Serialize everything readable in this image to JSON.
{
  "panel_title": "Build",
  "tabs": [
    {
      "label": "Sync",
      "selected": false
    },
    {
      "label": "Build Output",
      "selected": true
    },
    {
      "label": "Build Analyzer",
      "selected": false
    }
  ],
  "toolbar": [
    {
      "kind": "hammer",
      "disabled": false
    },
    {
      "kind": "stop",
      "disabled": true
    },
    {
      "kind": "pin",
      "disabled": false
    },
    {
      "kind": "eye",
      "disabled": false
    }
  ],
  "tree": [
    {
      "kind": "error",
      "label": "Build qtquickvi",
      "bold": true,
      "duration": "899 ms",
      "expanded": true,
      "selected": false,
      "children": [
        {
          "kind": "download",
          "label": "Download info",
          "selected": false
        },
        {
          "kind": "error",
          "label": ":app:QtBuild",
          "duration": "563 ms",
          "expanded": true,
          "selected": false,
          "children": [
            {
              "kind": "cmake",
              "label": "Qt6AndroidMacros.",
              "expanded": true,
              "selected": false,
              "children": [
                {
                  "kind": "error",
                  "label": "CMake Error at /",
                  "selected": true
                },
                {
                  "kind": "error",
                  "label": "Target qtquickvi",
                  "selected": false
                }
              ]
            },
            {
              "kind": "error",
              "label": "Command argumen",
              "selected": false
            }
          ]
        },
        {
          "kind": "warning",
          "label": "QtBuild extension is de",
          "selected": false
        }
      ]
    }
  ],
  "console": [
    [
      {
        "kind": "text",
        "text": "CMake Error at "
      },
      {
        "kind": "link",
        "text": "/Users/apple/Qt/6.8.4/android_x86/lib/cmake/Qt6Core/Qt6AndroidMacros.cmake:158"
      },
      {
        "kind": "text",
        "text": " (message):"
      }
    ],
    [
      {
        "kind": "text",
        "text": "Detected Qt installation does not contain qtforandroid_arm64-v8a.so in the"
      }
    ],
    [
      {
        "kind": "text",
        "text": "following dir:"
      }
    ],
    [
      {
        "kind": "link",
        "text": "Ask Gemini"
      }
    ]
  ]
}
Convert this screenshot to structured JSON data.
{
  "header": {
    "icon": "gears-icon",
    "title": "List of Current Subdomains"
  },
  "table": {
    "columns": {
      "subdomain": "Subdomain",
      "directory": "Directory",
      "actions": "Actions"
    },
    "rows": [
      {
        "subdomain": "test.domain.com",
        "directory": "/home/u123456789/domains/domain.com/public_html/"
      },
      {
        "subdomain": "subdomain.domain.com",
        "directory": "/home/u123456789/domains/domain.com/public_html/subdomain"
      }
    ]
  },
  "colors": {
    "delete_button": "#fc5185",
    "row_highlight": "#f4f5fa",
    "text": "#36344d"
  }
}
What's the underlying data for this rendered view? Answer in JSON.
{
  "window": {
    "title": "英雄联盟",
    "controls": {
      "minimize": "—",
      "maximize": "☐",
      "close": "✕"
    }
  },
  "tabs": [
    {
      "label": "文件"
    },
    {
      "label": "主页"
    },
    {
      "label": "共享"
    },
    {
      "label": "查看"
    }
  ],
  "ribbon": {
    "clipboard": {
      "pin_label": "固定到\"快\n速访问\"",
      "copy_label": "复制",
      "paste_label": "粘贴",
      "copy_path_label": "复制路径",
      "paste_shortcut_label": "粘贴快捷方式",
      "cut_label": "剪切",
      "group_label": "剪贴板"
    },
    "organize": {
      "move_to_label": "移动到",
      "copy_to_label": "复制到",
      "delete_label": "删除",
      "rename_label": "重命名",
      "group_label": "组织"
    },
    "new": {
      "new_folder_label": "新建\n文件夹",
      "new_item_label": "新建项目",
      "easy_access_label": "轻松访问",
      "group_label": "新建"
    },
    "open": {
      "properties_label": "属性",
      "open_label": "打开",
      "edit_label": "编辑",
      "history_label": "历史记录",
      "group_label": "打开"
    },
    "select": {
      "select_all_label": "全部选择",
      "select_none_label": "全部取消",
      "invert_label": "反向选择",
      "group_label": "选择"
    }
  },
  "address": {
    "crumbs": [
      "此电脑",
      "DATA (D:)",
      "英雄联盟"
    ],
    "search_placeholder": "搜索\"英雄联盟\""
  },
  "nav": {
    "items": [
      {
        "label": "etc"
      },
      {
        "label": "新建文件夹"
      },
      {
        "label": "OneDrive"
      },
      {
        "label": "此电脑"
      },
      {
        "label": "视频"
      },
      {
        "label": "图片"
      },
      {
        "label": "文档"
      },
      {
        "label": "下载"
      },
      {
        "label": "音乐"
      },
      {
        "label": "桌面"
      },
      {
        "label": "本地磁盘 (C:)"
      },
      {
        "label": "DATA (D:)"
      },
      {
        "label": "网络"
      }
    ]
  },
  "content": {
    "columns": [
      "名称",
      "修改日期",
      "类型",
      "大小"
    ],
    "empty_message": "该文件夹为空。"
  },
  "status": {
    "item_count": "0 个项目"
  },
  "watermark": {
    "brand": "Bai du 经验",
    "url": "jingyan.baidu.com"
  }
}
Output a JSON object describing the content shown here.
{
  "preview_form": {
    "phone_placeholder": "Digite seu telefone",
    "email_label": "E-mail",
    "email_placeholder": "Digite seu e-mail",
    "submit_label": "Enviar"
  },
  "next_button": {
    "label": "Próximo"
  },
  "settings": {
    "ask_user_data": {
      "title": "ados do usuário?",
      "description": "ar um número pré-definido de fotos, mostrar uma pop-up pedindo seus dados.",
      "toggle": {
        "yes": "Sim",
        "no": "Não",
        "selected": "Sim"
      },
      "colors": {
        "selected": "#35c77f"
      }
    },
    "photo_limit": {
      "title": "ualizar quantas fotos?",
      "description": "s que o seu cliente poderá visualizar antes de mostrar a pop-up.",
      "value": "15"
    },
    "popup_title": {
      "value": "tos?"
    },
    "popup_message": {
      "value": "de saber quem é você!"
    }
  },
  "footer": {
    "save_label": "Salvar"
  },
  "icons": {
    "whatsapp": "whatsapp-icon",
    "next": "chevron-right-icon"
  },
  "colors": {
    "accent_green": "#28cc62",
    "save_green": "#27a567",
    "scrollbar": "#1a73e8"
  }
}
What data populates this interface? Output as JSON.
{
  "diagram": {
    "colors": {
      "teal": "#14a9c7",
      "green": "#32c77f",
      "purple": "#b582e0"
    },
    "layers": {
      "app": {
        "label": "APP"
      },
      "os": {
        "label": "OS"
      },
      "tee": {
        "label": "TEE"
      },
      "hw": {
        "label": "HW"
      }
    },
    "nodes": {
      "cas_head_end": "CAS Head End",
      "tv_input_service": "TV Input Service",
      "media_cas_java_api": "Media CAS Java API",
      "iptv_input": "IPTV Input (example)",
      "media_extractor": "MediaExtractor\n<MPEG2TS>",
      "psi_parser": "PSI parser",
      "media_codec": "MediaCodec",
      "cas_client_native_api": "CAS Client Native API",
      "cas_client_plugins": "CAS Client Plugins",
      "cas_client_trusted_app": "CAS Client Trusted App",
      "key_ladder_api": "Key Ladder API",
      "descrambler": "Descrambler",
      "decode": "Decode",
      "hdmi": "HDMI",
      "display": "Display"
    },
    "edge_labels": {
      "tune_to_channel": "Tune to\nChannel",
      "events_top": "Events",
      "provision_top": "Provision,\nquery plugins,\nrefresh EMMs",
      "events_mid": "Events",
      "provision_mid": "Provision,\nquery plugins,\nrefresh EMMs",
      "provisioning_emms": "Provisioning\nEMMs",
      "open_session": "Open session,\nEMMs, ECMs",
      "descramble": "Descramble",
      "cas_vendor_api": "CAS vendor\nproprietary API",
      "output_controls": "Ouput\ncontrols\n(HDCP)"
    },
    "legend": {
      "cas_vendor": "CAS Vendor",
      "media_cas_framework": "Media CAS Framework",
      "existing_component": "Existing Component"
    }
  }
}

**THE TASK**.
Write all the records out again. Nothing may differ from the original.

**FINISHED EXERCISE**.
Serialize everything readable in this image to JSON.
{
  "panel_title": "Build",
  "tabs": [
    {
      "label": "Sync",
      "selected": false
    },
    {
      "label": "Build Output",
      "selected": true
    },
    {
      "label": "Build Analyzer",
      "selected": false
    }
  ],
  "toolbar": [
    {
      "kind": "hammer",
      "disabled": false
    },
    {
      "kind": "stop",
      "disabled": true
    },
    {
      "kind": "pin",
      "disabled": false
    },
    {
      "kind": "eye",
      "disabled": false
    }
  ],
  "tree": [
    {
      "kind": "error",
      "label": "Build qtquickvi",
      "bold": true,
      "duration": "899 ms",
      "expanded": true,
      "selected": false,
      "children": [
        {
          "kind": "download",
          "label": "Download info",
          "selected": false
        },
        {
          "kind": "error",
          "label": ":app:QtBuild",
          "duration": "563 ms",
          "expanded": true,
          "selected": false,
          "children": [
            {
              "kind": "cmake",
              "label": "Qt6AndroidMacros.",
              "expanded": true,
              "selected": false,
              "children": [
                {
                  "kind": "error",
                  "label": "CMake Error at /",
                  "selected": true
                },
                {
                  "kind": "error",
                  "label": "Target qtquickvi",
                  "selected": false
                }
              ]
            },
            {
              "kind": "error",
              "label": "Command argumen",
              "selected": false
            }
          ]
        },
        {
          "kind": "warning",
          "label": "QtBuild extension is de",
          "selected": false
        }
      ]
    }
  ],
  "console": [
    [
      {
        "kind": "text",
        "text": "CMake Error at "
      },
      {
        "kind": "link",
        "text": "/Users/apple/Qt/6.8.4/android_x86/lib/cmake/Qt6Core/Qt6AndroidMacros.cmake:158"
      },
      {
        "kind": "text",
        "text": " (message):"
      }
    ],
    [
      {
        "kind": "text",
        "text": "Detected Qt installation does not contain qtforandroid_arm64-v8a.so in the"
      }
    ],
    [
      {
        "kind": "text",
        "text": "following dir:"
      }
    ],
    [
      {
        "kind": "link",
        "text": "Ask Gemini"
      }
    ]
  ]
}
Convert this screenshot to structured JSON data.
{
  "header": {
    "icon": "gears-icon",
    "title": "List of Current Subdomains"
  },
  "table": {
    "columns": {
      "subdomain": "Subdomain",
      "directory": "Directory",
      "actions": "Actions"
    },
    "rows": [
      {
        "subdomain": "test.domain.com",
        "directory": "/home/u123456789/domains/domain.com/public_html/"
      },
      {
        "subdomain": "subdomain.domain.com",
        "directory": "/home/u123456789/domains/domain.com/public_html/subdomain"
      }
    ]
  },
  "colors": {
    "delete_button": "#fc5185",
    "row_highlight": "#f4f5fa",
    "text": "#36344d"
  }
}
What's the underlying data for this rendered view? Answer in JSON.
{
  "window": {
    "title": "英雄联盟",
    "controls": {
      "minimize": "—",
      "maximize": "☐",
      "close": "✕"
    }
  },
  "tabs": [
    {
      "label": "文件"
    },
    {
      "label": "主页"
    },
    {
      "label": "共享"
    },
    {
      "label": "查看"
    }
  ],
  "ribbon": {
    "clipboard": {
      "pin_label": "固定到\"快\n速访问\"",
      "copy_label": "复制",
      "paste_label": "粘贴",
      "copy_path_label": "复制路径",
      "paste_shortcut_label": "粘贴快捷方式",
      "cut_label": "剪切",
      "group_label": "剪贴板"
    },
    "organize": {
      "move_to_label": "移动到",
      "copy_to_label": "复制到",
      "delete_label": "删除",
      "rename_label": "重命名",
      "group_label": "组织"
    },
    "new": {
      "new_folder_label": "新建\n文件夹",
      "new_item_label": "新建项目",
      "easy_access_label": "轻松访问",
      "group_label": "新建"
    },
    "open": {
      "properties_label": "属性",
      "open_label": "打开",
      "edit_label": "编辑",
      "history_label": "历史记录",
      "group_label": "打开"
    },
    "select": {
      "select_all_label": "全部选择",
      "select_none_label": "全部取消",
      "invert_label": "反向选择",
      "group_label": "选择"
    }
  },
  "address": {
    "crumbs": [
      "此电脑",
      "DATA (D:)",
      "英雄联盟"
    ],
    "search_placeholder": "搜索\"英雄联盟\""
  },
  "nav": {
    "items": [
      {
        "label": "etc"
      },
      {
        "label": "新建文件夹"
      },
      {
        "label": "OneDrive"
      },
      {
        "label": "此电脑"
      },
      {
        "label": "视频"
      },
      {
        "label": "图片"
      },
      {
        "label": "文档"
      },
      {
        "label": "下载"
      },
      {
        "label": "音乐"
      },
      {
        "label": "桌面"
      },
      {
        "label": "本地磁盘 (C:)"
      },
      {
        "label": "DATA (D:)"
      },
      {
        "label": "网络"
      }
    ]
  },
  "content": {
    "columns": [
      "名称",
      "修改日期",
      "类型",
      "大小"
    ],
    "empty_message": "该文件夹为空。"
  },
  "status": {
    "item_count": "0 个项目"
  },
  "watermark": {
    "brand": "Bai du 经验",
    "url": "jingyan.baidu.com"
  }
}
Output a JSON object describing the content shown here.
{
  "preview_form": {
    "phone_placeholder": "Digite seu telefone",
    "email_label": "E-mail",
    "email_placeholder": "Digite seu e-mail",
    "submit_label": "Enviar"
  },
  "next_button": {
    "label": "Próximo"
  },
  "settings": {
    "ask_user_data": {
      "title": "ados do usuário?",
      "description": "ar um número pré-definido de fotos, mostrar uma pop-up pedindo seus dados.",
      "toggle": {
        "yes": "Sim",
        "no": "Não",
        "selected": "Sim"
      },
      "colors": {
        "selected": "#35c77f"
      }
    },
    "photo_limit": {
      "title": "ualizar quantas fotos?",
      "description": "s que o seu cliente poderá visualizar antes de mostrar a pop-up.",
      "value": "15"
    },
    "popup_title": {
      "value": "tos?"
    },
    "popup_message": {
      "value": "de saber quem é você!"
    }
  },
  "footer": {
    "save_label": "Salvar"
  },
  "icons": {
    "whatsapp": "whatsapp-icon",
    "next": "chevron-right-icon"
  },
  "colors": {
    "accent_green": "#28cc62",
    "save_green": "#27a567",
    "scrollbar": "#1a73e8"
  }
}
What data populates this interface? Output as JSON.
{
  "diagram": {
    "colors": {
      "teal": "#14a9c7",
      "green": "#32c77f",
      "purple": "#b582e0"
    },
    "layers": {
      "app": {
        "label": "APP"
      },
      "os": {
        "label": "OS"
      },
      "tee": {
        "label": "TEE"
      },
      "hw": {
        "label": "HW"
      }
    },
    "nodes": {
      "cas_head_end": "CAS Head End",
      "tv_input_service": "TV Input Service",
      "media_cas_java_api": "Media CAS Java API",
      "iptv_input": "IPTV Input (example)",
      "media_extractor": "MediaExtractor\n<MPEG2TS>",
      "psi_parser": "PSI parser",
      "media_codec": "MediaCodec",
      "cas_client_native_api": "CAS Client Native API",
      "cas_client_plugins": "CAS Client Plugins",
      "cas_client_trusted_app": "CAS Client Trusted App",
      "key_ladder_api": "Key Ladder API",
      "descrambler": "Descrambler",
      "decode": "Decode",
      "hdmi": "HDMI",
      "display": "Display"
    },
    "edge_labels": {
      "tune_to_channel": "Tune to\nChannel",
      "events_top": "Events",
      "provision_top": "Provision,\nquery plugins,\nrefresh EMMs",
      "events_mid": "Events",
      "provision_mid": "Provision,\nquery plugins,\nrefresh EMMs",
      "provisioning_emms": "Provisioning\nEMMs",
      "open_session": "Open session,\nEMMs, ECMs",
      "descramble": "Descramble",
      "cas_vendor_api": "CAS vendor\nproprietary API",
      "output_controls": "Ouput\ncontrols\n(HDCP)"
    },
    "legend": {
      "cas_vendor": "CAS Vendor",
      "media_cas_framework": "Media CAS Framework",
      "existing_component": "Existing Component"
    }
  }
}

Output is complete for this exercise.